The California Senate narrowly passed a bill earlier this week that would allow businesses to be sued for data breaches without proof of any injury. As this bill moves to the Assembly, there is already talk among legislators about amending it to include a safe harbor provision. But will any safe harbor address opponents’ concerns?
After much anticipation, the General Data Protection Regulation (GDPR) finally went into effect on May 25, 2018. For employers, that means some enhanced employee rights, and the risk of significant penalties for non-compliance. This includes potential maximum fines of up to 4 percent of global annual revenue or 20 million euros, whichever is greater.
SB 1121, which is making its way through the California Legislature, would allow businesses to be sued for data breaches even when no one was actually injured. This includes being sued for failing to implement and maintain reasonable security procedures as well as for failing to properly notify affected individuals of a breach of their personal information. Opponents of this bill are calling it a “job killer”.
On April 24, 2018, the Securities Exchange Commission (SEC) announced a $35 million fine against the company formerly known as Yahoo! Inc. (now known as Altaba, Inc.) for failing to disclose a massive cyber data breach to its investors for nearly two years. This is the first time the SEC has punished a company for such conduct.
The average internet user may be largely unaware that there are actually different “levels” of the internet.
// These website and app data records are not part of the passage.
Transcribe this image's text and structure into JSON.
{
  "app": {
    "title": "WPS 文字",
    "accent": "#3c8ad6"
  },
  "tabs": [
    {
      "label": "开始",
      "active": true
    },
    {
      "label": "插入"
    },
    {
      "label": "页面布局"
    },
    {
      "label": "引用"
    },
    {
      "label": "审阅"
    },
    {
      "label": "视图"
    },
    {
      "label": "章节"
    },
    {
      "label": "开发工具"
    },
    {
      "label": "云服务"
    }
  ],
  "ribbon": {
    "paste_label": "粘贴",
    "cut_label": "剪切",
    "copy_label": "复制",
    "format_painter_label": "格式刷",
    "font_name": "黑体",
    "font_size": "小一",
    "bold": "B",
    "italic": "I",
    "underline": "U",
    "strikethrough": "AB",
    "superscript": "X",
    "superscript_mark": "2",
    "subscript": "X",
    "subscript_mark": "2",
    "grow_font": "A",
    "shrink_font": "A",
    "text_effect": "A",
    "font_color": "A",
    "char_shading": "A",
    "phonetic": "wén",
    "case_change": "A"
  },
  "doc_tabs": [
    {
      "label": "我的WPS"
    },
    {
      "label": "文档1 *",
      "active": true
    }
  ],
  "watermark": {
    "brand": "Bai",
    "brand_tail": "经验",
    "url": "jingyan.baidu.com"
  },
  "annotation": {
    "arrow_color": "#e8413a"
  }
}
First, there is the surface level of the internet where companies post their webpages, and where employees may browse the news, shopping options, and Facebook. The surface level means that the internet is indexed, and can be accessed using a search engine such as Google. There is also the Deep Web, which means that the web pages cannot be accessed by a search engine because they are not indexed. In other words, you would not be able to search for or stumble upon these websites. Instead, you’d only be able to access them if you knew their exact web address. What may surprise people is that most of the internet today is actually considered part of the Deep Web. Next, there is the Dark Web, whose very name sounds a bit ominous. The Dark Web is a part of the Deep Web, but it also requires special browsers, such as TOR, and configurations in order to access it. The primary goal of the Dark Web is to maintain privacy and anonymity. While some may use this area for perfectly legitimate purposes, such as a journalist speaking to a source in private, not surprisingly, this setting can also be exploited for illegal purposes, such as drug and human trafficking and child pornography.
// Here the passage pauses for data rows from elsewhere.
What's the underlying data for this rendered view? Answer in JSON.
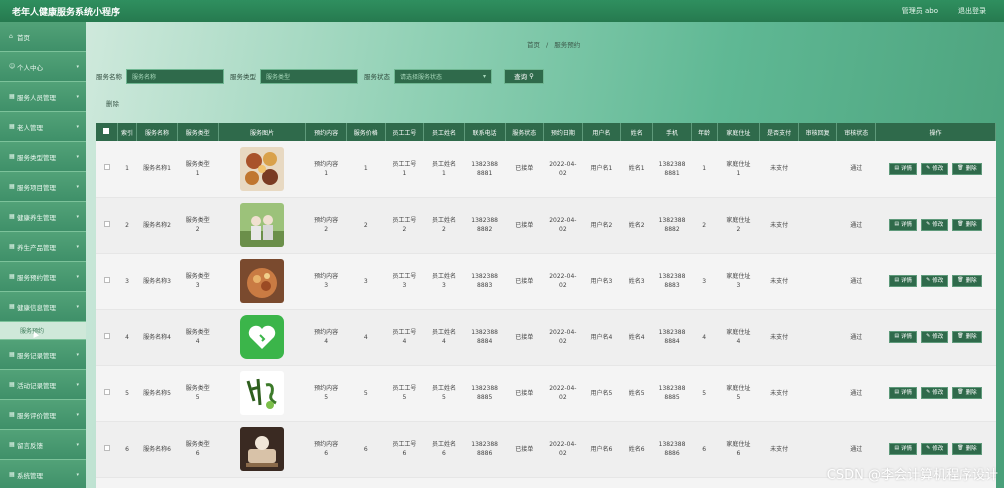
{
  "app": {
    "title": "老年人健康服务系统小程序",
    "user": "管理员 abo",
    "logout": "退出登录"
  },
  "sidebar": {
    "items": [
      {
        "label": "首页",
        "icon": "home-icon"
      },
      {
        "label": "个人中心",
        "icon": "person-icon"
      },
      {
        "label": "服务人员管理",
        "icon": "grid-icon"
      },
      {
        "label": "老人管理",
        "icon": "grid-icon"
      },
      {
        "label": "服务类型管理",
        "icon": "grid-icon"
      },
      {
        "label": "服务项目管理",
        "icon": "grid-icon"
      },
      {
        "label": "健康养生管理",
        "icon": "grid-icon"
      },
      {
        "label": "养生产品管理",
        "icon": "grid-icon"
      },
      {
        "label": "服务预约管理",
        "icon": "grid-icon"
      },
      {
        "label": "健康信息管理",
        "icon": "grid-icon"
      },
      {
        "label": "服务记录管理",
        "icon": "grid-icon"
      },
      {
        "label": "活动记录管理",
        "icon": "grid-icon"
      },
      {
        "label": "服务评价管理",
        "icon": "grid-icon"
      },
      {
        "label": "留言反馈",
        "icon": "grid-icon"
      },
      {
        "label": "系统管理",
        "icon": "grid-icon"
      }
    ],
    "active_sub": "服务预约"
  },
  "breadcrumb": {
    "home": "首页",
    "sep": "/",
    "current": "服务预约"
  },
  "filters": {
    "name_label": "服务名称",
    "name_placeholder": "服务名称",
    "type_label": "服务类型",
    "type_placeholder": "服务类型",
    "status_label": "服务状态",
    "status_placeholder": "请选择服务状态",
    "search_button": "查询"
  },
  "delete_link": "删除",
  "table": {
    "headers": [
      "索引",
      "服务名称",
      "服务类型",
      "服务图片",
      "预约内容",
      "服务价格",
      "员工工号",
      "员工姓名",
      "联系电话",
      "服务状态",
      "预约日期",
      "用户名",
      "姓名",
      "手机",
      "年龄",
      "家庭住址",
      "是否支付",
      "审核回复",
      "审核状态",
      "操作"
    ],
    "rows": [
      {
        "idx": "1",
        "name": "服务名称1",
        "type": "服务类型\n1",
        "content": "预约内容\n1",
        "price": "1",
        "empno": "员工工号\n1",
        "empname": "员工姓名\n1",
        "phone": "1382388\n8881",
        "status": "已接单",
        "date": "2022-04-\n02",
        "user": "用户名1",
        "realname": "姓名1",
        "mobile": "1382388\n8881",
        "age": "1",
        "addr": "家庭住址\n1",
        "paid": "未支付",
        "reply": "",
        "audit": "通过"
      },
      {
        "idx": "2",
        "name": "服务名称2",
        "type": "服务类型\n2",
        "content": "预约内容\n2",
        "price": "2",
        "empno": "员工工号\n2",
        "empname": "员工姓名\n2",
        "phone": "1382388\n8882",
        "status": "已接单",
        "date": "2022-04-\n02",
        "user": "用户名2",
        "realname": "姓名2",
        "mobile": "1382388\n8882",
        "age": "2",
        "addr": "家庭住址\n2",
        "paid": "未支付",
        "reply": "",
        "audit": "通过"
      },
      {
        "idx": "3",
        "name": "服务名称3",
        "type": "服务类型\n3",
        "content": "预约内容\n3",
        "price": "3",
        "empno": "员工工号\n3",
        "empname": "员工姓名\n3",
        "phone": "1382388\n8883",
        "status": "已接单",
        "date": "2022-04-\n02",
        "user": "用户名3",
        "realname": "姓名3",
        "mobile": "1382388\n8883",
        "age": "3",
        "addr": "家庭住址\n3",
        "paid": "未支付",
        "reply": "",
        "audit": "通过"
      },
      {
        "idx": "4",
        "name": "服务名称4",
        "type": "服务类型\n4",
        "content": "预约内容\n4",
        "price": "4",
        "empno": "员工工号\n4",
        "empname": "员工姓名\n4",
        "phone": "1382388\n8884",
        "status": "已接单",
        "date": "2022-04-\n02",
        "user": "用户名4",
        "realname": "姓名4",
        "mobile": "1382388\n8884",
        "age": "4",
        "addr": "家庭住址\n4",
        "paid": "未支付",
        "reply": "",
        "audit": "通过"
      },
      {
        "idx": "5",
        "name": "服务名称5",
        "type": "服务类型\n5",
        "content": "预约内容\n5",
        "price": "5",
        "empno": "员工工号\n5",
        "empname": "员工姓名\n5",
        "phone": "1382388\n8885",
        "status": "已接单",
        "date": "2022-04-\n02",
        "user": "用户名5",
        "realname": "姓名5",
        "mobile": "1382388\n8885",
        "age": "5",
        "addr": "家庭住址\n5",
        "paid": "未支付",
        "reply": "",
        "audit": "通过"
      },
      {
        "idx": "6",
        "name": "服务名称6",
        "type": "服务类型\n6",
        "content": "预约内容\n6",
        "price": "6",
        "empno": "员工工号\n6",
        "empname": "员工姓名\n6",
        "phone": "1382388\n8886",
        "status": "已接单",
        "date": "2022-04-\n02",
        "user": "用户名6",
        "realname": "姓名6",
        "mobile": "1382388\n8886",
        "age": "6",
        "addr": "家庭住址\n6",
        "paid": "未支付",
        "reply": "",
        "audit": "通过"
      }
    ],
    "actions": {
      "detail": "详情",
      "edit": "修改",
      "delete": "删除"
    }
  },
  "thumb_colors": [
    "#c98a4e",
    "#8fb26a",
    "#b86b3f",
    "#3bb54a",
    "#ffffff",
    "#6b4a3a"
  ],
  "thumb_icons": [
    "food-bowls-image",
    "elderly-couple-image",
    "food-plate-image",
    "heart-logo-image",
    "health-calligraphy-image",
    "cooking-image"
  ],
  "watermark": "CSDN @李会计算机程序设计"
}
Our firm is now helping a client with damage control and data recovery upon discovering – a week after their former Chief Technology Officer (CTO) had resigned but six months after he’d been demoted to a lesser role -- that the CTO had created a back door for himself to the client’s servers and had spent those last six months of his employment accessing, downloading and storing emails of the client’s top executives, and its most important vendors.
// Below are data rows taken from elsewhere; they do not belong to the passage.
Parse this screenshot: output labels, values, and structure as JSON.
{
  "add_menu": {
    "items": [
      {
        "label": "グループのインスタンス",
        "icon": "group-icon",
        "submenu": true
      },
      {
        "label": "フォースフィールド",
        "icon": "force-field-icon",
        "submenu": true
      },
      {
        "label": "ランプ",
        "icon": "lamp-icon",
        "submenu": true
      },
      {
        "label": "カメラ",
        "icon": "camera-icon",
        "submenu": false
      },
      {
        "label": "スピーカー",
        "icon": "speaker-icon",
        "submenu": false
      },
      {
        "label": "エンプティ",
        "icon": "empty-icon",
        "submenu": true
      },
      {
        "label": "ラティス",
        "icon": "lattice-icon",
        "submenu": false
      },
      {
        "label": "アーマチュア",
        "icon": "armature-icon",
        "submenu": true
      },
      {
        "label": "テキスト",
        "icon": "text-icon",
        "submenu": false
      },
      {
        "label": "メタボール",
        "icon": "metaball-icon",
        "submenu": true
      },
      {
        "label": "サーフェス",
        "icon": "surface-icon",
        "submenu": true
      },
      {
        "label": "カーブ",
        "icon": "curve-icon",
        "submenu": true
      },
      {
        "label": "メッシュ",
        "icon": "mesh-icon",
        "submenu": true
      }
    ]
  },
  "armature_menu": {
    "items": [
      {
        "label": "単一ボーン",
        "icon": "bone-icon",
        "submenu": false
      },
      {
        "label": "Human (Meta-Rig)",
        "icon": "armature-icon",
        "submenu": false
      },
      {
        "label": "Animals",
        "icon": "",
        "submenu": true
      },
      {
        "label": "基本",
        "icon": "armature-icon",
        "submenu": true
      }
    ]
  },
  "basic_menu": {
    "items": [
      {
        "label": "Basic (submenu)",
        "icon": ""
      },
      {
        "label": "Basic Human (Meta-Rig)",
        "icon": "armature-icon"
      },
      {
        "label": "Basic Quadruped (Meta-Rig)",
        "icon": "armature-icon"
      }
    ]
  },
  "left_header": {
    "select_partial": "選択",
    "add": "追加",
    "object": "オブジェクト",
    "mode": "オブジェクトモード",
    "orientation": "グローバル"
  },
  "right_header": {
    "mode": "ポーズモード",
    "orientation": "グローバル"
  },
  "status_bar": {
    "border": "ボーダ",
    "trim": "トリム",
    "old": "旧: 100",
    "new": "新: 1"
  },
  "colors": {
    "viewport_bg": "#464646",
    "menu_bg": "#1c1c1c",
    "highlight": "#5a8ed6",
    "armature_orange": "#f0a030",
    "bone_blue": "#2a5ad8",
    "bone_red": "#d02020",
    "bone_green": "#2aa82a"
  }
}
Many of us have become comfortable with the convenience of logging into our laptops or smartphones using a fingerprint scan in lieu of remembering yet another password. We are familiar with television and movie portrayals of retina scans being required for access to top secret laboratories or other secure buildings and rooms. This kind of technology, however, is no longer the stuff of science fiction. Businesses are increasingly using biometric data (i.e., measurements of a person’s physical being) for a variety of identification purposes, such as to provide security for the financial transactions of their customers and for the tracking of work hours of their employees.
The EU’s General Data Protective Regulation (“GDPR”) has been a popular topic of late. Fisher Phillips’ Employment Privacy Blog has covered the evolution of this regulation, starting with the roll back of the previous “safe harbor” regime, as well as providing updates to GDPR compliance standards, and training recommendations.
It is tax season once again, and with it comes an increased threat of phishing scams targeting human resources and payroll personnel. In 2016, the IRS alerted employers to a then-emerging email phishing scheme in which messages purporting to come from company executives requested the release of personal information relating to employees, including W-2 tax forms. Since then, the scam has evolved into a significant threat facing employers in multiple industries, from small and large businesses to public schools and universities, hospitals, tribal governments and charities. According to the IRS, in 2017 alone, more than 200 employers reported falling victim to the scam, with hundreds of thousands of employees impacted.